--- Provided data Enclosed Below ---

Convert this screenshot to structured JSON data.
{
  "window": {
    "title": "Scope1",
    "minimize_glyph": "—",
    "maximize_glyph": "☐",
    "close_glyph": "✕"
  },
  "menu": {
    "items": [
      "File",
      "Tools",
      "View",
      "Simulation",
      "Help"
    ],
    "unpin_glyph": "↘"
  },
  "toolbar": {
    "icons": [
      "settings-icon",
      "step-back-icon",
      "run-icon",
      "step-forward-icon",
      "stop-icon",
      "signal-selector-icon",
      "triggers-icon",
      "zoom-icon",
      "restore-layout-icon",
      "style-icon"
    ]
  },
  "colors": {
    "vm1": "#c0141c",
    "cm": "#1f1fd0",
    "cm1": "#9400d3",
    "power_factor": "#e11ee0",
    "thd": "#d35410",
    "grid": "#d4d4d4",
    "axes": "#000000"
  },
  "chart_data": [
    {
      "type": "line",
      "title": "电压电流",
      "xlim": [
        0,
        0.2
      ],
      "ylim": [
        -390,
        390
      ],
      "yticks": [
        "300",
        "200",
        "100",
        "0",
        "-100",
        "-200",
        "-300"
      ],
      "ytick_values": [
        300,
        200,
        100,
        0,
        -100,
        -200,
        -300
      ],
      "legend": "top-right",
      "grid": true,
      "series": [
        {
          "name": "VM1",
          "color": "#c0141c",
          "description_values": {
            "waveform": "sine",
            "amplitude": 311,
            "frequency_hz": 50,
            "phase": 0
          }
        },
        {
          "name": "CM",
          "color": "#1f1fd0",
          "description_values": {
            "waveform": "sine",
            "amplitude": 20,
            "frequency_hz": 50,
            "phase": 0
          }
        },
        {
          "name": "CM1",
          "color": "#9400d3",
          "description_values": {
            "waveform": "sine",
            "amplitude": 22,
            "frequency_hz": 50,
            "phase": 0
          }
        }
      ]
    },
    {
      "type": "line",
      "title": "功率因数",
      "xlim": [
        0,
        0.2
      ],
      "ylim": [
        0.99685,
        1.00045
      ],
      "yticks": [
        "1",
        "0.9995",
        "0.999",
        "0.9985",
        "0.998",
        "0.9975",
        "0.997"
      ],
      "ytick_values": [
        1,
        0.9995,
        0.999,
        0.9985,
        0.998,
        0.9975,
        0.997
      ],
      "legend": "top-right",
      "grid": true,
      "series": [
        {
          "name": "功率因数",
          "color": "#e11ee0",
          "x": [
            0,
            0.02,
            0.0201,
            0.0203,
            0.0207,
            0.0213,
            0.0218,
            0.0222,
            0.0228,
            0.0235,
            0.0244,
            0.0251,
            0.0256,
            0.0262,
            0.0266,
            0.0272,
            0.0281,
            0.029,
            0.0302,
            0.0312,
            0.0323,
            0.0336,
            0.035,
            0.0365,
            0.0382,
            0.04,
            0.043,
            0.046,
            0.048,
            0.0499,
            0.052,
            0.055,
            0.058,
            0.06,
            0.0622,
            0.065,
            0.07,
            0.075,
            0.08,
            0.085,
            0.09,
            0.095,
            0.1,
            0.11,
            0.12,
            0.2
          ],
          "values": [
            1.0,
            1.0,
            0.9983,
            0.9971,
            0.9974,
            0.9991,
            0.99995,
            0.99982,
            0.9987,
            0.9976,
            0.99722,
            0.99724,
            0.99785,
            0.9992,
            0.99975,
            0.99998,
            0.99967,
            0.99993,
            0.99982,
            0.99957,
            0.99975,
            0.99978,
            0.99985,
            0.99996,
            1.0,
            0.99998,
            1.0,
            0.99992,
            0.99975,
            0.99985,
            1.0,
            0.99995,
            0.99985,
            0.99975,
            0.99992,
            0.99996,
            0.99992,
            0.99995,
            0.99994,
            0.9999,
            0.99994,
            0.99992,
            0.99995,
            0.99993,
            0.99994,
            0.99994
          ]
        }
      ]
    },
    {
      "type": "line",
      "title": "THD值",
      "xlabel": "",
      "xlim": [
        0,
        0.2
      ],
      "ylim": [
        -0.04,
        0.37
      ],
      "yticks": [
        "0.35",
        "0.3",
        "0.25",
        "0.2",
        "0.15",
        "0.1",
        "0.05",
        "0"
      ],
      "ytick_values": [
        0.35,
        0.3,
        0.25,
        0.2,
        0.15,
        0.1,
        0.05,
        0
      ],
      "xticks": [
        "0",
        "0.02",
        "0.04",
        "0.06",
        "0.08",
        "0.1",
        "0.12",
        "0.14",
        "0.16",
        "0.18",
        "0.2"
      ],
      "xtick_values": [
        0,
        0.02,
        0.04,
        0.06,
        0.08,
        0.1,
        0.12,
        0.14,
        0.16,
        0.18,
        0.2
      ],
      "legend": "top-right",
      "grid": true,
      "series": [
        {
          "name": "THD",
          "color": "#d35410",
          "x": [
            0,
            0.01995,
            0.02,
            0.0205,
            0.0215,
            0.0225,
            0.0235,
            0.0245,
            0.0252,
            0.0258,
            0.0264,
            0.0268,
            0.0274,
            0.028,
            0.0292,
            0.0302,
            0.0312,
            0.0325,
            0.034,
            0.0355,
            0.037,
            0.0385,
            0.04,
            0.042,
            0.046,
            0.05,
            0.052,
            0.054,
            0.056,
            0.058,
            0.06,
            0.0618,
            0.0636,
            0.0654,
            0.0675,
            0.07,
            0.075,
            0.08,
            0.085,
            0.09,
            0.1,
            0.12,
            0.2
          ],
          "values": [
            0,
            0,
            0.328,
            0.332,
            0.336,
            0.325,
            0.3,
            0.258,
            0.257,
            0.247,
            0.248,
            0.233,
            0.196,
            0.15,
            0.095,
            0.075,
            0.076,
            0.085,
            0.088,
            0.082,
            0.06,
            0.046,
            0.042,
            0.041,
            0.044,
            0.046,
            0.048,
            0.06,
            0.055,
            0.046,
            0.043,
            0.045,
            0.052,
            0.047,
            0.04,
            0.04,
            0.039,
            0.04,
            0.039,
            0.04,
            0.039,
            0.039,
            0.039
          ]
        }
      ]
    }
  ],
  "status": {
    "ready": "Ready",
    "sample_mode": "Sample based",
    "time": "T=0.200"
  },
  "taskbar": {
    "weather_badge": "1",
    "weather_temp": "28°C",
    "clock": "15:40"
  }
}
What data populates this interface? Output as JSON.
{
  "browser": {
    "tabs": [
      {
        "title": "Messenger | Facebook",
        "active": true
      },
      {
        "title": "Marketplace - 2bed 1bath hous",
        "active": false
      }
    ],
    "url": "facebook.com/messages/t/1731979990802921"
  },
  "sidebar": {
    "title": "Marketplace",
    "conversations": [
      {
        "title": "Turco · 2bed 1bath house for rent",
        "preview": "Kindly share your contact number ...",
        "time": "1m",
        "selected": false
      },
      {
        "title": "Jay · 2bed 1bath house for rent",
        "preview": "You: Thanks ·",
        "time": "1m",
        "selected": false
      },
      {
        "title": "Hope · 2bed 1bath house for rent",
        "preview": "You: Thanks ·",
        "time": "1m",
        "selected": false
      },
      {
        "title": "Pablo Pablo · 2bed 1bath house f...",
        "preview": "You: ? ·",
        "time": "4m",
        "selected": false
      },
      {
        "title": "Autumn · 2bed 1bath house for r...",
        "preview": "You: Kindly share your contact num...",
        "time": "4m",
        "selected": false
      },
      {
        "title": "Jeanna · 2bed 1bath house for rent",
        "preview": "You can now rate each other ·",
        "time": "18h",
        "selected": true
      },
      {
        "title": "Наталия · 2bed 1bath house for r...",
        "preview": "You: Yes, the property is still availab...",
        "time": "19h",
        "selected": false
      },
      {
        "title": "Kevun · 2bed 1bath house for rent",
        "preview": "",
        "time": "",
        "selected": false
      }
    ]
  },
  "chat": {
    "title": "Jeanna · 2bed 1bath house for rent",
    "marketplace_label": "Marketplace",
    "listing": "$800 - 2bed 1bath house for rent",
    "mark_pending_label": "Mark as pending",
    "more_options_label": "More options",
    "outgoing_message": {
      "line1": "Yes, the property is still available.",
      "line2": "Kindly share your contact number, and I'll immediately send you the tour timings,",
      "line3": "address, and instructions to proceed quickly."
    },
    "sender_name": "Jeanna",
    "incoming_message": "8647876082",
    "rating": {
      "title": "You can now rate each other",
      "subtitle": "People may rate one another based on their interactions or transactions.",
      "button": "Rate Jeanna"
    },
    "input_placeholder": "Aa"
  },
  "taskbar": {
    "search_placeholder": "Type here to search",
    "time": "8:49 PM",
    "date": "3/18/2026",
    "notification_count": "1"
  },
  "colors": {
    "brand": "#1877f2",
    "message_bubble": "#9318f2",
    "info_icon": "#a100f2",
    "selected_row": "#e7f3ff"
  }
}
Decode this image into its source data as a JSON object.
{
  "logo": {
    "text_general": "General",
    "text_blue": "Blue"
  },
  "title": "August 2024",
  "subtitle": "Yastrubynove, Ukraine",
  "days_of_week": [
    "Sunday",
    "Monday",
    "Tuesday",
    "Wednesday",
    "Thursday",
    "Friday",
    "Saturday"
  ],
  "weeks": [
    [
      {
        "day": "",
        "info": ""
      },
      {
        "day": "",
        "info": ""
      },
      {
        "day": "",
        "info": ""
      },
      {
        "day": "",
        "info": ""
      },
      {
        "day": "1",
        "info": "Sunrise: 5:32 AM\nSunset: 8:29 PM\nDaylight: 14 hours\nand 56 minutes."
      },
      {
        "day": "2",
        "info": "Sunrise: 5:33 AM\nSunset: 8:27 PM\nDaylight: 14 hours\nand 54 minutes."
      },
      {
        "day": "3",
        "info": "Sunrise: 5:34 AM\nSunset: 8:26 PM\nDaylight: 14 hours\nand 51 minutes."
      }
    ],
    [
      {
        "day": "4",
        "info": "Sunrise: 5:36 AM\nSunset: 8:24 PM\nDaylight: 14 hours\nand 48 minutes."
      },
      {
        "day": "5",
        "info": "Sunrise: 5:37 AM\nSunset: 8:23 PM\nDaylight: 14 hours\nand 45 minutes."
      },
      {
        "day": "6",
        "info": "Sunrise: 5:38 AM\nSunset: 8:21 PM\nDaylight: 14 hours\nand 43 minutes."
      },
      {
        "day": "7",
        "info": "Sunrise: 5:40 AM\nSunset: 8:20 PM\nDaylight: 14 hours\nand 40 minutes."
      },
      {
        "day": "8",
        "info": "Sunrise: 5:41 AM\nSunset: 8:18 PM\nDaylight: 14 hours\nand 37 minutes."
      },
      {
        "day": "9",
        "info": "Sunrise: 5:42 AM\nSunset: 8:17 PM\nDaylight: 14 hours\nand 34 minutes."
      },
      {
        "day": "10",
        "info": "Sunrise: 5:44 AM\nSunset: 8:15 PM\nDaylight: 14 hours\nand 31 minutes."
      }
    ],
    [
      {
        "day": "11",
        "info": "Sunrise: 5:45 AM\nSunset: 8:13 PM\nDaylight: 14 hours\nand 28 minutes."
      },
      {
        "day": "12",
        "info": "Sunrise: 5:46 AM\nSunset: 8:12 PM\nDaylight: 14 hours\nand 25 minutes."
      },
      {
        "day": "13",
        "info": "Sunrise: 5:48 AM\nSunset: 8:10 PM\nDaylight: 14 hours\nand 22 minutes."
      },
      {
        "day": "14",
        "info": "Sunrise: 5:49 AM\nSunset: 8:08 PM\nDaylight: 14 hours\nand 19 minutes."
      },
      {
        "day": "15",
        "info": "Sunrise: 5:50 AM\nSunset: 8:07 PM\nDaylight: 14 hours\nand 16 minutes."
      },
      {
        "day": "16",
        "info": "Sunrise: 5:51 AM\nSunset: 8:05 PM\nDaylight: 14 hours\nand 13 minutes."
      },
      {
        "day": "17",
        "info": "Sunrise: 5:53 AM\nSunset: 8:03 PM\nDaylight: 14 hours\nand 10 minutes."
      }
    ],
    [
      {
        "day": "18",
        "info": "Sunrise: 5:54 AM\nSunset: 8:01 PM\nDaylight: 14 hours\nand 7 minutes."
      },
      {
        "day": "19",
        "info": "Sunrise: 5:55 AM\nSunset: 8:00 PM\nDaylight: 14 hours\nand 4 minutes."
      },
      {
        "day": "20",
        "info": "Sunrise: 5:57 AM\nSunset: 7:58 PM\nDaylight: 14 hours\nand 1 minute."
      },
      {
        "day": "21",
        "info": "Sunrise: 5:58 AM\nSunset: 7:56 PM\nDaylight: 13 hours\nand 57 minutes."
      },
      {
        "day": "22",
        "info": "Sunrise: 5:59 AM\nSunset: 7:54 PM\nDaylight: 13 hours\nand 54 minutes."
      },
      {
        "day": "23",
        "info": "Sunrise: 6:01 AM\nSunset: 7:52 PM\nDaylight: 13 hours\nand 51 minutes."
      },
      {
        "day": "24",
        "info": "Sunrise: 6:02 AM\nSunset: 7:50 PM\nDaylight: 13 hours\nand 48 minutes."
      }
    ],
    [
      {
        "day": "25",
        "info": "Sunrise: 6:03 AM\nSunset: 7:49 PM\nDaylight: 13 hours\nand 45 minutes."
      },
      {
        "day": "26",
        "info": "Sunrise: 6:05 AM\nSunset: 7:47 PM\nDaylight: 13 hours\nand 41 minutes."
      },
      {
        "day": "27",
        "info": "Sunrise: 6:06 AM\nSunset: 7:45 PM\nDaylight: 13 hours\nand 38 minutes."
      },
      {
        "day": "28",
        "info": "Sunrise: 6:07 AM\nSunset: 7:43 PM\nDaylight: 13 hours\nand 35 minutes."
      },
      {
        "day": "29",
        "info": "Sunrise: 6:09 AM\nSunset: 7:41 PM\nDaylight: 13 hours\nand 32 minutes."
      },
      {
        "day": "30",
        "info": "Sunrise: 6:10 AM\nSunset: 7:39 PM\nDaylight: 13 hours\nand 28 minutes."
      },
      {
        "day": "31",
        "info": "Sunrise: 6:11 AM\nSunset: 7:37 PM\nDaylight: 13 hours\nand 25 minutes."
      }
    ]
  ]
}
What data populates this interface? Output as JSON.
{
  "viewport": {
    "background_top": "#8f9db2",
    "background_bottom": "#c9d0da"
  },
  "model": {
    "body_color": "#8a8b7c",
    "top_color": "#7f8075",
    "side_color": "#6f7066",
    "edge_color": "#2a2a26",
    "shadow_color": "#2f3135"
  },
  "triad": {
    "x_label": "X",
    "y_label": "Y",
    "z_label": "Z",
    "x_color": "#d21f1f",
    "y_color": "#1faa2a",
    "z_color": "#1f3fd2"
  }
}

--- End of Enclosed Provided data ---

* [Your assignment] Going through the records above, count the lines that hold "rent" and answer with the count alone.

* [Task output] 7